“It’s all about wasta in there,” he added, referring to the Arabic term for connections and influence. “The person who came in there because he committed a crime can leave as rich as a king.”
At the bottom of the problems with Lebanon’s prisons is a very simple fact: there are too many people in them.
According to Machnouk, there are some 7,800 prisoners nationwide occupying prisons with a total capacity of 2,400. Roumieh Prison alone holds between 2,500 and 3,000 inmates but is only designed for around 1,500 people, according to Khiam, and Baabda women’s prison is home to 90 prisoners when it should contain just 20.
And in the wake of the recent terror crackdown, those numbers are only going up.
“But although the number of prisoners is increasing,” said Safa, throwing his hands in the air, “the speed at which courts sentence criminals has stayed the same.”
That the judicial system is too slow to keep up is indisputable, even for those who defend it.
“It’s true that it is a weakness,” said Danielle Yacoub, an attorney at law who specializes in criminal law. “But we need to increase the number of judges, because in my humble opinion they are overloaded and working at full capacity ... and they are really prioritizing the detainees.”
Although not everyone would agree with this assessment, it is just one of numerous changes needed for a system that is clearly failing. Both more prisons and more judges would help, but no one knows when that will happen.
In the meantime, the Beirut Bar Association has set up a commission dedicated to tracking down people who are lost in the prison system and unable to speak up for themselves – including the handicapped and the elderly – with the aim of following up on their cases.
“If we take [such] people out of the prisons then we are helping our government and the ministries,” Yacoub said.

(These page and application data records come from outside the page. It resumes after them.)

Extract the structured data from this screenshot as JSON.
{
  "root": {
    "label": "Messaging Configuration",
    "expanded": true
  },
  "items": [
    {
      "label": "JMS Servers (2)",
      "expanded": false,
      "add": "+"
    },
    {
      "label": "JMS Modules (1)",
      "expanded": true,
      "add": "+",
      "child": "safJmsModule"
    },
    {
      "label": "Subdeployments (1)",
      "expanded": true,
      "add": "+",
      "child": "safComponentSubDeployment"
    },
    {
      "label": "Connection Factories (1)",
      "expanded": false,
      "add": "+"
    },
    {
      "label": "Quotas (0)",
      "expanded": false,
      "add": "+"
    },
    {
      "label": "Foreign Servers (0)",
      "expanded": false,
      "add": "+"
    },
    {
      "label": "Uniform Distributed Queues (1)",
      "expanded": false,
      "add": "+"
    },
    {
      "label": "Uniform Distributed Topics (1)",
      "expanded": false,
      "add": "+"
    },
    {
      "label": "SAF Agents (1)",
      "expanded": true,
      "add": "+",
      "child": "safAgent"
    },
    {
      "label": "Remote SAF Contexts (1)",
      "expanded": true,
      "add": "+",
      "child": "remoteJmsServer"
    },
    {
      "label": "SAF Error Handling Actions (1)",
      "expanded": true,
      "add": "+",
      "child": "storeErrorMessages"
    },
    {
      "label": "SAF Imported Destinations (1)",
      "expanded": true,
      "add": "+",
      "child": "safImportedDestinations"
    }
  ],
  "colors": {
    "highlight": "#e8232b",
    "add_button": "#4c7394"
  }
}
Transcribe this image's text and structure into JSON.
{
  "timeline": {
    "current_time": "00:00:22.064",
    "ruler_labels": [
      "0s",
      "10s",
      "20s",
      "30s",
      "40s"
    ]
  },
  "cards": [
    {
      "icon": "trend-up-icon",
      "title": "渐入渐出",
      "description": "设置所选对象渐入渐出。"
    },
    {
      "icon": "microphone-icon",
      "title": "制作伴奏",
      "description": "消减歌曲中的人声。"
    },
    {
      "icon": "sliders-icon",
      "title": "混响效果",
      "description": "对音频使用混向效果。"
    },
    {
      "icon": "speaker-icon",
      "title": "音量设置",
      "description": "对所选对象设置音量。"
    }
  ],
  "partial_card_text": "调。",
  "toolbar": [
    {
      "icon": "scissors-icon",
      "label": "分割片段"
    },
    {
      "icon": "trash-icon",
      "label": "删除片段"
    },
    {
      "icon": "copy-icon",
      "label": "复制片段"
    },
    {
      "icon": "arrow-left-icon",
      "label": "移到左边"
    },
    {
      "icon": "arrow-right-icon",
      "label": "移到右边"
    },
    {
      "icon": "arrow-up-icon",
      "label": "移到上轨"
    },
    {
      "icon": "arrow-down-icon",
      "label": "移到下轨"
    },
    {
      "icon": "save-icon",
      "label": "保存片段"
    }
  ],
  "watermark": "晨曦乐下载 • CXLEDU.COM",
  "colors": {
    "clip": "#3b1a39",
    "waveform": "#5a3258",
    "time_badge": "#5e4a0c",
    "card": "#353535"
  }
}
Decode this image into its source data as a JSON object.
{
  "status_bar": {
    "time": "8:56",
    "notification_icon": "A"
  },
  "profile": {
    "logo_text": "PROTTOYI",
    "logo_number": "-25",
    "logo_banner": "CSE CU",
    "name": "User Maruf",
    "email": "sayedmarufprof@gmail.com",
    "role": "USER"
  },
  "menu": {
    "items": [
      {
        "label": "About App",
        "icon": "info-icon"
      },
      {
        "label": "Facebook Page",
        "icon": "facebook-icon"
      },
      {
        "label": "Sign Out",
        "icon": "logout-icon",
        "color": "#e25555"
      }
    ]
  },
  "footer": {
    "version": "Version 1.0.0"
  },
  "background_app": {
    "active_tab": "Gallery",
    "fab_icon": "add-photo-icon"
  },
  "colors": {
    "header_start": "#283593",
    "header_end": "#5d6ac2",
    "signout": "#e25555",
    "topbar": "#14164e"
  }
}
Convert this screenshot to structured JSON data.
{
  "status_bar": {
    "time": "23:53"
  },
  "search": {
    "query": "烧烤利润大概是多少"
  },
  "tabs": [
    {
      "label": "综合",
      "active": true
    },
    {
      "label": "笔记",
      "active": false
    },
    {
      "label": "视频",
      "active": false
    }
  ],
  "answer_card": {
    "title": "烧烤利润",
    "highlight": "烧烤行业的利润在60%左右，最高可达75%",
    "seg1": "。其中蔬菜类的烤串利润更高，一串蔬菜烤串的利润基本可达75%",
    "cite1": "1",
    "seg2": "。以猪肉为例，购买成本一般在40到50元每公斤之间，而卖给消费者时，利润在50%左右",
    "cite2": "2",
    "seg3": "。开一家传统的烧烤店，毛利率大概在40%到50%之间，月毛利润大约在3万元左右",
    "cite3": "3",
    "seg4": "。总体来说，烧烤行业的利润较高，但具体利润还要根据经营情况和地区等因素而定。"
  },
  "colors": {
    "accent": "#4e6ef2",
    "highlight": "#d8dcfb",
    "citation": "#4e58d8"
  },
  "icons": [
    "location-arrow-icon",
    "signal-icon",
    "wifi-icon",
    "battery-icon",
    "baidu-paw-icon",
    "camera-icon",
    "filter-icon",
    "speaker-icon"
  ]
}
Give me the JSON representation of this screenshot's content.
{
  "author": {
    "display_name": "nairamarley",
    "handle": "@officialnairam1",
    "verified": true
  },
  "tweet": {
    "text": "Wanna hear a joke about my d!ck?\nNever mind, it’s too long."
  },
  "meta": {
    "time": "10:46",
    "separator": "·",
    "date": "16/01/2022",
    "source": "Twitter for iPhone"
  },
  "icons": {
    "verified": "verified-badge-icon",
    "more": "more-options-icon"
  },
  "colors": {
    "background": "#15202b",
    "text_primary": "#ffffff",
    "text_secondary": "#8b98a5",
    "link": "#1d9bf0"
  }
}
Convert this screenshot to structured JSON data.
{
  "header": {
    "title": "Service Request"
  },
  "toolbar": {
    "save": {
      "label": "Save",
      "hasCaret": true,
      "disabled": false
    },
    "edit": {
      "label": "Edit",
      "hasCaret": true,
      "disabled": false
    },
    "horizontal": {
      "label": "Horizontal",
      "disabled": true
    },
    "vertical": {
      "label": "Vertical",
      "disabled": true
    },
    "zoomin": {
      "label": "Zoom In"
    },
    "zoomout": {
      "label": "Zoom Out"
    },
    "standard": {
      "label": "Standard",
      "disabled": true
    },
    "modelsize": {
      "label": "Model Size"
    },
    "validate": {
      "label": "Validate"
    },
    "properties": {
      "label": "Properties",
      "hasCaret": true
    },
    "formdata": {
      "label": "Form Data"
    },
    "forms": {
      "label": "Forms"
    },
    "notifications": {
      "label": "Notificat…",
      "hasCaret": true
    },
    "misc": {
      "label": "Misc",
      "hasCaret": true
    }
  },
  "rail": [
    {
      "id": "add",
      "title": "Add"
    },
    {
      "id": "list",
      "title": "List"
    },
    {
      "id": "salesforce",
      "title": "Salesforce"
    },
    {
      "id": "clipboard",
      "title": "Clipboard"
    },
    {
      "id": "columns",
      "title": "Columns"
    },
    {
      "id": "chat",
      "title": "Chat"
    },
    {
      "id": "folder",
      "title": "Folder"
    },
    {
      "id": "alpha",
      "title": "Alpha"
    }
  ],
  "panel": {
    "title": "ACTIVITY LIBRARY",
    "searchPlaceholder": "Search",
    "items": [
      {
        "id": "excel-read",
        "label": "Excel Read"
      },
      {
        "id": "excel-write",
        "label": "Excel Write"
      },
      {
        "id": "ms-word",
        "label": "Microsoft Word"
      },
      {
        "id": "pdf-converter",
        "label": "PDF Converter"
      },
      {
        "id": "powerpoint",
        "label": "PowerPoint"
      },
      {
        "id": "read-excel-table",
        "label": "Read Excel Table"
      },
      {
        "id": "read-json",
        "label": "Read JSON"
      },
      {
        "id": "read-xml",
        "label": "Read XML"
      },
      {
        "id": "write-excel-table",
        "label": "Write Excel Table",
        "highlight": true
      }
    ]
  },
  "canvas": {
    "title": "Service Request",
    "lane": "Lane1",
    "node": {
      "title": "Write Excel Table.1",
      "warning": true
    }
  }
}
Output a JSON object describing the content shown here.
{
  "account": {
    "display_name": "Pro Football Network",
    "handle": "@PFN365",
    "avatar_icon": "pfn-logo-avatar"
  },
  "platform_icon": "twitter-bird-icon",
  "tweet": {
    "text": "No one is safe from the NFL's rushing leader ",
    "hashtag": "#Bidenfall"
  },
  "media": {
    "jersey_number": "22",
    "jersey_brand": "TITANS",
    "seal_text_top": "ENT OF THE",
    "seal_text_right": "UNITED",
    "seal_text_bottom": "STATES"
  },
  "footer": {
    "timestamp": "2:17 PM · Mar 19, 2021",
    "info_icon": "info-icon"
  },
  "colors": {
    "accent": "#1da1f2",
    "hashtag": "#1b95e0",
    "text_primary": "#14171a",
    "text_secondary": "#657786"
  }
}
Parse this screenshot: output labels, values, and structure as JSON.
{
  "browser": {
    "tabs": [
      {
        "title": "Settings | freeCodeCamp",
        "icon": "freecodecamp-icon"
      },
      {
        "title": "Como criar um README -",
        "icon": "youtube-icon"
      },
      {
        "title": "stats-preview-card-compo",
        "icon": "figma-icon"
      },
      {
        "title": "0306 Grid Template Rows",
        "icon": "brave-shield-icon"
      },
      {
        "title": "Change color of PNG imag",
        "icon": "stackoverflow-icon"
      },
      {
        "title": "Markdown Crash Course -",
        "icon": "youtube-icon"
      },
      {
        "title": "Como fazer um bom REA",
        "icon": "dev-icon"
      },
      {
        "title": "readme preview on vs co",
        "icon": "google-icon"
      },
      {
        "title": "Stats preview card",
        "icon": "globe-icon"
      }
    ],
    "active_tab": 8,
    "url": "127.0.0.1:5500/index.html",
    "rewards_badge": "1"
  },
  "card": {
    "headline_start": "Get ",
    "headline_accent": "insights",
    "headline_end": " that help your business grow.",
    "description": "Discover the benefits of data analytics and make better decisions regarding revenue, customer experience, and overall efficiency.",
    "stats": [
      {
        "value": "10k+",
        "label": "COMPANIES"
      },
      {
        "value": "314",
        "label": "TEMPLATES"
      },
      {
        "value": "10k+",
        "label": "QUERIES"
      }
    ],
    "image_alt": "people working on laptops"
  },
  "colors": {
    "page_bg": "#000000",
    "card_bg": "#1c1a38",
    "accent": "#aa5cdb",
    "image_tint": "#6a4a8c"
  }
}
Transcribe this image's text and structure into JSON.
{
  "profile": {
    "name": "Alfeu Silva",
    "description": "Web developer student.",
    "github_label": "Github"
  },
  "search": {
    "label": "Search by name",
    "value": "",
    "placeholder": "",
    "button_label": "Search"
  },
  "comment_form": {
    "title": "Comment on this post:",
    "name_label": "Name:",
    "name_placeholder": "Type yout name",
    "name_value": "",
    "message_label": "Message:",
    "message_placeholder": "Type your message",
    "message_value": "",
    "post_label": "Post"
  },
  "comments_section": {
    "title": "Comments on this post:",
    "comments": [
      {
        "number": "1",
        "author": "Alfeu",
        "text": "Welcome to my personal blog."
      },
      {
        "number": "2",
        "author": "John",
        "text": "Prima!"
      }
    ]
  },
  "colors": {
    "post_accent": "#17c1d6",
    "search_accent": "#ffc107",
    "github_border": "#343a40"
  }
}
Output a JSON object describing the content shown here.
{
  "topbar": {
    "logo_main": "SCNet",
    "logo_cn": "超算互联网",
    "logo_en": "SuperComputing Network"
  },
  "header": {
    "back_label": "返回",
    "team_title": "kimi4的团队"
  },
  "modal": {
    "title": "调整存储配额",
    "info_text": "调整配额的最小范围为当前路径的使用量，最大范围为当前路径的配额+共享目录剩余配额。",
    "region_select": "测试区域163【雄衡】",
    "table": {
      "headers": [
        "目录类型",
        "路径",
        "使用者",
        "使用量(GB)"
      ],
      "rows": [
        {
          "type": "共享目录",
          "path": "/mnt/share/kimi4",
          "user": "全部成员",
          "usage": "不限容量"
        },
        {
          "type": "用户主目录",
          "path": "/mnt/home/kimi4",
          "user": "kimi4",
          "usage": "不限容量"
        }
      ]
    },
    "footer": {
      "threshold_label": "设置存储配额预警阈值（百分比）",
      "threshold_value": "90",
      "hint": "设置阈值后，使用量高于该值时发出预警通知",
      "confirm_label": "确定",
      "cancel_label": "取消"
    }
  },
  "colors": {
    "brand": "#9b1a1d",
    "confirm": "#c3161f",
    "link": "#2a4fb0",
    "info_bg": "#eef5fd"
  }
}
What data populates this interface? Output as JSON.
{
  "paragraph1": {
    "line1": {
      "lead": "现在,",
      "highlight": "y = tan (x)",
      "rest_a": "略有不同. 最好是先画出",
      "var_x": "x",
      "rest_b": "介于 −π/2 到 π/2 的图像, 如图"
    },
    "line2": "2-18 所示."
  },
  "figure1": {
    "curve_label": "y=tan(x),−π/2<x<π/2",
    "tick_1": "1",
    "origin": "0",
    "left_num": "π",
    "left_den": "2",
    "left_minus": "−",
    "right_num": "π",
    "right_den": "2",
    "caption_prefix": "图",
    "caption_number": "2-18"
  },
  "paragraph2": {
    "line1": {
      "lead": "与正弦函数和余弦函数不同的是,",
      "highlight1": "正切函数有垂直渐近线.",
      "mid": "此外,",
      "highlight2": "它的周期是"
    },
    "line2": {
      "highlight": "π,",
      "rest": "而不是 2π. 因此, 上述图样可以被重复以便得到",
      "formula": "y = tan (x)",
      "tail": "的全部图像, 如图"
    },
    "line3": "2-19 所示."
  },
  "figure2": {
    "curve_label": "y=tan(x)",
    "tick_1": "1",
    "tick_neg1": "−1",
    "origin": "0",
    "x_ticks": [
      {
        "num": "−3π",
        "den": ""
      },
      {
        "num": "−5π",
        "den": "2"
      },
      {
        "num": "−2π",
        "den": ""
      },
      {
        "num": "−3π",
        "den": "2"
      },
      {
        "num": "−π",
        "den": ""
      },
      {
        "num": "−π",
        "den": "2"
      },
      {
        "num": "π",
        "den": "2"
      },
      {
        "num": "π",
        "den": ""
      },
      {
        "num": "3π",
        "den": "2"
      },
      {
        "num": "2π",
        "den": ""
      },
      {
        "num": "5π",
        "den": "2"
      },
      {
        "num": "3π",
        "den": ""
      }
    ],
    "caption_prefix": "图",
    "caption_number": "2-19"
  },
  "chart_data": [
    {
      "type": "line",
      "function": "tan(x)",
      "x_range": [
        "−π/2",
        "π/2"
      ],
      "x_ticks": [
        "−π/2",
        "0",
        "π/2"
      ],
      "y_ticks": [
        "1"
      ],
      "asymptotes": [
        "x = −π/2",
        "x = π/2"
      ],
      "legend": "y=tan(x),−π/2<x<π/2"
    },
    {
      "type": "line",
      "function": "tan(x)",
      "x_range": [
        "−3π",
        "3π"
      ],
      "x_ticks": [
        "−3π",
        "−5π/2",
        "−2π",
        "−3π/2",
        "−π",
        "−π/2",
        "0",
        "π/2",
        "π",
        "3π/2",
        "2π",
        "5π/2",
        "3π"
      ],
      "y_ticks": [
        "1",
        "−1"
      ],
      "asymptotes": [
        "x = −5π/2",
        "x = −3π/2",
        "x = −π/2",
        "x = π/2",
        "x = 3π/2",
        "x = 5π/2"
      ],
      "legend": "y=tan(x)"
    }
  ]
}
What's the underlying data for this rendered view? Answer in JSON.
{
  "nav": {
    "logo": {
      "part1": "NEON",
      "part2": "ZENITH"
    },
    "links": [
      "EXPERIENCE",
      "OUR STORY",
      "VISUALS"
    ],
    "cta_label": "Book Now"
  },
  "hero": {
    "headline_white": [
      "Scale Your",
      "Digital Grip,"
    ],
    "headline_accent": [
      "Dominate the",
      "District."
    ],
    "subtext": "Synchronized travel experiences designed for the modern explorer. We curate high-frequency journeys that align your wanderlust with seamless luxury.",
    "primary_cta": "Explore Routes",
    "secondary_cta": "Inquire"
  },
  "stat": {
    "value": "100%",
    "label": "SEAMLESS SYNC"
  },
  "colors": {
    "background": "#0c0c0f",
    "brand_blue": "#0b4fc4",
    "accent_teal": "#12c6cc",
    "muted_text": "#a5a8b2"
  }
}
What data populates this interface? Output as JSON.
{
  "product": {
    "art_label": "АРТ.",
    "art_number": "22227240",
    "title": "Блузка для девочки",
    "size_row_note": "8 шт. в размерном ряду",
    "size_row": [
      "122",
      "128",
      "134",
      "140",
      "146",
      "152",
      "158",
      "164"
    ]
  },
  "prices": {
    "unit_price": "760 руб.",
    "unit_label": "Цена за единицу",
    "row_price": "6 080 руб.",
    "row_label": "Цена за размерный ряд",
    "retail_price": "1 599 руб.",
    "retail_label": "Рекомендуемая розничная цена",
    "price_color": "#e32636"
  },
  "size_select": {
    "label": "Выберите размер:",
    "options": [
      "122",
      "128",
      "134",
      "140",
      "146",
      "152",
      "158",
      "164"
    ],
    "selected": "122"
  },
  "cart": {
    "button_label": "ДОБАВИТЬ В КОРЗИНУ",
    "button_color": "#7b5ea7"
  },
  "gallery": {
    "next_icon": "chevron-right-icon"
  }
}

For many, however, prison reform is an irrelevance. With so many problems facing Lebanon – from the refugee crisis to terror plots – making a nicer place for rapists and murderers to live is hardly a top priority.
But those who have been monitoring the situation think differently, and in light of Tuesday’s news that the security forces got wind of a plot to break out dozens of Islamist inmates from Roumieh, their words may now carry new force.
“Make a study,” said Khiam’s Safa, “of how many of the [former] prisoners in Syria, Lebanon, Iraq, Jordan, are now leaders of terrorist parties. Why is this? Because the prisons in our countries are not places for rehabilitation and education; they are universities to become a merchant for terror and drugs.”